|The Balm of Gilead.|
Two weeks ago, I was asked if I would be a guest speaker in church. I obliged, but I struggled to find a good topic. Finally, since a lot of my friends and I are going through a lot of hard times and since I love the practical application of the gospel, I decided to go through all sorts of sources looking for every thing one can do to deal with stress in a healthy manner. I loved to see that the suggestions given by secular sources can be found in the scriptures or in good talks given by Church leaders. As I worked on the talk, the list of advice for stress reduction/increasing happiness grew ridiculously long. However, I didn't feel like I wanted to give a list that wasn't complete though, so I forged on.
By the time I had to give the talk (yesterday), the list was up to 44 items.
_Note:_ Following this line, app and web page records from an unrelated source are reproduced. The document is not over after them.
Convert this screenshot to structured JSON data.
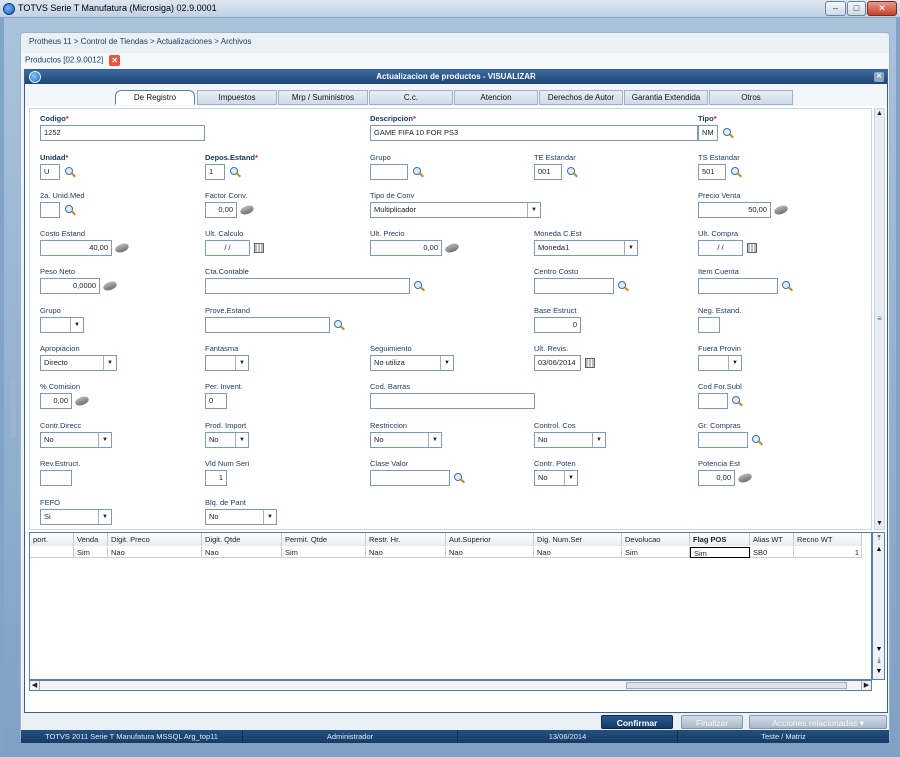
{
  "window": {
    "title": "TOTVS Serie T Manufatura (Microsiga) 02.9.0001",
    "minimize": "‒",
    "maximize": "□",
    "close": "✕"
  },
  "breadcrumb": "Protheus 11 > Control de Tiendas > Actualizaciones > Archivos",
  "doc_tab": {
    "label": "Productos [02.9.0012]",
    "close": "✕"
  },
  "dialog": {
    "title": "Actualizacion de productos - VISUALIZAR",
    "tabs": [
      "De Registro",
      "Impuestos",
      "Mrp / Suministros",
      "C.c.",
      "Atencion",
      "Derechos de Autor",
      "Garantia Extendida",
      "Otros"
    ]
  },
  "fields": {
    "codigo": {
      "label": "Codigo",
      "value": "1252"
    },
    "descripcion": {
      "label": "Descripcion",
      "value": "GAME FIFA 10 FOR PS3"
    },
    "tipo": {
      "label": "Tipo",
      "value": "NM"
    },
    "unidad": {
      "label": "Unidad",
      "value": "U"
    },
    "depos_estand": {
      "label": "Depos.Estand",
      "value": "1"
    },
    "grupo1": {
      "label": "Grupo",
      "value": ""
    },
    "te_estandar": {
      "label": "TE Estandar",
      "value": "001"
    },
    "ts_estandar": {
      "label": "TS Estandar",
      "value": "501"
    },
    "unid_med2": {
      "label": "2a. Unid.Med",
      "value": ""
    },
    "factor_conv": {
      "label": "Factor Conv.",
      "value": "0,00"
    },
    "tipo_conv": {
      "label": "Tipo de Conv",
      "value": "Multiplicador"
    },
    "precio_venta": {
      "label": "Precio Venta",
      "value": "50,00"
    },
    "costo_estand": {
      "label": "Costo Estand",
      "value": "40,00"
    },
    "ult_calculo": {
      "label": "Ult. Calculo",
      "value": "/ /"
    },
    "ult_precio": {
      "label": "Ult. Precio",
      "value": "0,00"
    },
    "moneda_cest": {
      "label": "Moneda C.Est",
      "value": "Moneda1"
    },
    "ult_compra": {
      "label": "Ult. Compra",
      "value": "/ /"
    },
    "peso_neto": {
      "label": "Peso Neto",
      "value": "0,0000"
    },
    "cta_contable": {
      "label": "Cta.Contable",
      "value": ""
    },
    "centro_costo": {
      "label": "Centro Costo",
      "value": ""
    },
    "item_cuenta": {
      "label": "Item Cuenta",
      "value": ""
    },
    "grupo2": {
      "label": "Grupo",
      "value": ""
    },
    "prove_estand": {
      "label": "Prove.Estand",
      "value": ""
    },
    "base_estruct": {
      "label": "Base Estruct",
      "value": "0"
    },
    "neg_estand": {
      "label": "Neg. Estand.",
      "value": ""
    },
    "apropiacion": {
      "label": "Apropiacion",
      "value": "Directo"
    },
    "fantasma": {
      "label": "Fantasma",
      "value": ""
    },
    "seguimiento": {
      "label": "Seguimiento",
      "value": "No utiliza"
    },
    "ult_revis": {
      "label": "Ult. Revis.",
      "value": "03/06/2014"
    },
    "fuera_provin": {
      "label": "Fuera Provin",
      "value": ""
    },
    "comision": {
      "label": "% Comision",
      "value": "0,00"
    },
    "per_invent": {
      "label": "Per. Invent.",
      "value": "0"
    },
    "cod_barras": {
      "label": "Cod. Barras",
      "value": ""
    },
    "cod_for_subl": {
      "label": "Cod For.Subl",
      "value": ""
    },
    "contr_direcc": {
      "label": "Contr.Direcc",
      "value": "No"
    },
    "prod_import": {
      "label": "Prod. Import",
      "value": "No"
    },
    "restriccion": {
      "label": "Restriccion",
      "value": "No"
    },
    "control_cos": {
      "label": "Control. Cos",
      "value": "No"
    },
    "gr_compras": {
      "label": "Gr. Compras",
      "value": ""
    },
    "rev_estruct": {
      "label": "Rev.Estruct.",
      "value": ""
    },
    "vld_num_seri": {
      "label": "Vld Num Seri",
      "value": "1"
    },
    "clase_valor": {
      "label": "Clase Valor",
      "value": ""
    },
    "contr_poten": {
      "label": "Contr. Poten",
      "value": "No"
    },
    "potencia_est": {
      "label": "Potencia Est",
      "value": "0,00"
    },
    "fefo": {
      "label": "FEFO",
      "value": "Si"
    },
    "blq_pant": {
      "label": "Blq. de Pant",
      "value": "No"
    }
  },
  "grid": {
    "headers": [
      "port.",
      "Venda",
      "Digit. Preco",
      "Digit. Qtde",
      "Permit. Qtde",
      "Restr. Hr.",
      "Aut.Superior",
      "Dig. Num.Ser",
      "Devolucao",
      "Flag POS",
      "Alias WT",
      "Recno WT"
    ],
    "row": [
      "",
      "Sim",
      "Nao",
      "Nao",
      "Sim",
      "Nao",
      "Nao",
      "Nao",
      "Sim",
      "Sim",
      "SB0",
      "1"
    ]
  },
  "buttons": {
    "confirm": "Confirmar",
    "finish": "Finalizar",
    "actions": "Acciones relacionadas"
  },
  "status": [
    "TOTVS 2011 Serie T Manufatura MSSQL Arg_top11",
    "Administrador",
    "13/06/2014",
    "Teste / Matriz"
  ]
}
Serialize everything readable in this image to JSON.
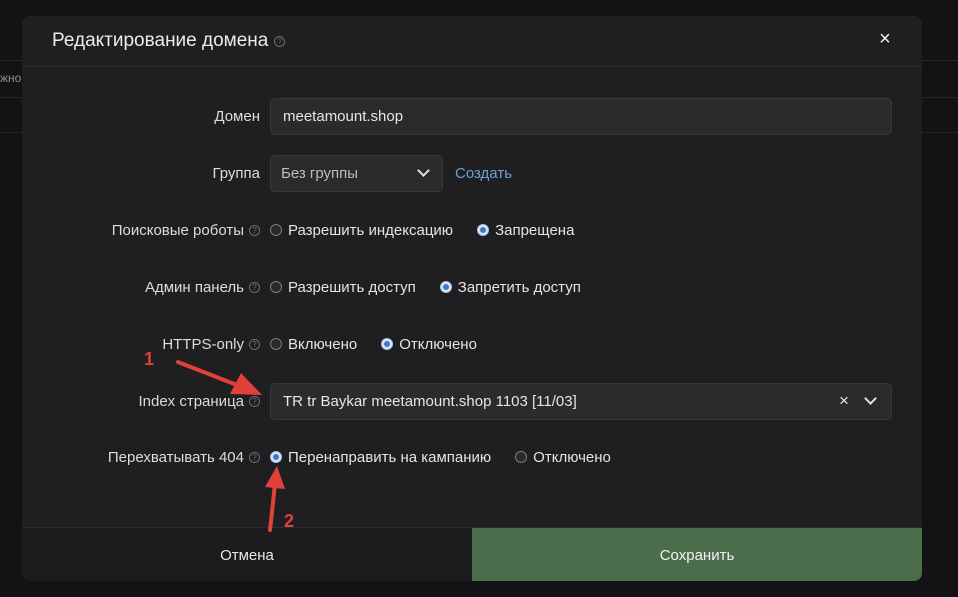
{
  "background": {
    "cell_text": "жно"
  },
  "modal": {
    "title": "Редактирование домена",
    "close_symbol": "×",
    "help_symbol": "?"
  },
  "form": {
    "domain": {
      "label": "Домен",
      "value": "meetamount.shop"
    },
    "group": {
      "label": "Группа",
      "value": "Без группы",
      "create_link": "Создать"
    },
    "robots": {
      "label": "Поисковые роботы",
      "options": [
        "Разрешить индексацию",
        "Запрещена"
      ],
      "selected": "Запрещена"
    },
    "admin": {
      "label": "Админ панель",
      "options": [
        "Разрешить доступ",
        "Запретить доступ"
      ],
      "selected": "Запретить доступ"
    },
    "https": {
      "label": "HTTPS-only",
      "options": [
        "Включено",
        "Отключено"
      ],
      "selected": "Отключено"
    },
    "index_page": {
      "label": "Index страница",
      "value": "TR tr Baykar meetamount.shop 1103 [11/03]",
      "clear_symbol": "×"
    },
    "intercept404": {
      "label": "Перехватывать 404",
      "options": [
        "Перенаправить на кампанию",
        "Отключено"
      ],
      "selected": "Перенаправить на кампанию"
    }
  },
  "footer": {
    "cancel_label": "Отмена",
    "save_label": "Сохранить"
  },
  "annotations": [
    {
      "number": "1"
    },
    {
      "number": "2"
    }
  ],
  "colors": {
    "accent_blue": "#3d79c9",
    "save_green": "#4b6d4b",
    "link_blue": "#6f9fd1",
    "annotation_red": "#e2403a"
  }
}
Since then, I have added one more.
Sunday morning, I knew I was going to have to cut out a lot of material, so I went through and changed everything to bullet points, and then I put asterisks next to the items I most wanted to share. Then, I waited and waited for my ride to come get me to take me to church, which was to start at 11:30. Minutes ticked by as I stood on the porch, talk, jacket, and scripture bag in hand, waiting for the right car to come down the street. Each time I started to feel anxious, I thought of everything I had just put into a 15-page talk and tried to calm myself down. I asked, "Is it really going to matter in a year that I was late to church on the day I was supposed to speak?" and then assured myself, "This is going to be a funny story to tell."
Everything did turn out okay even though I raced through the talk. Sure, it was super-long, but I really feel like what I gathered is a good resource, so I decided to share it with anyone who wants it.
Open it here: "Stress and the Gospel of Jesus Christ." Enjoy. And you're welcome to share the link to this page with anyone you think the 45 tips might help. (Just please don't expect me to exemplify everything in there all in one fell swoop--I'm as imperfect as anyone else.)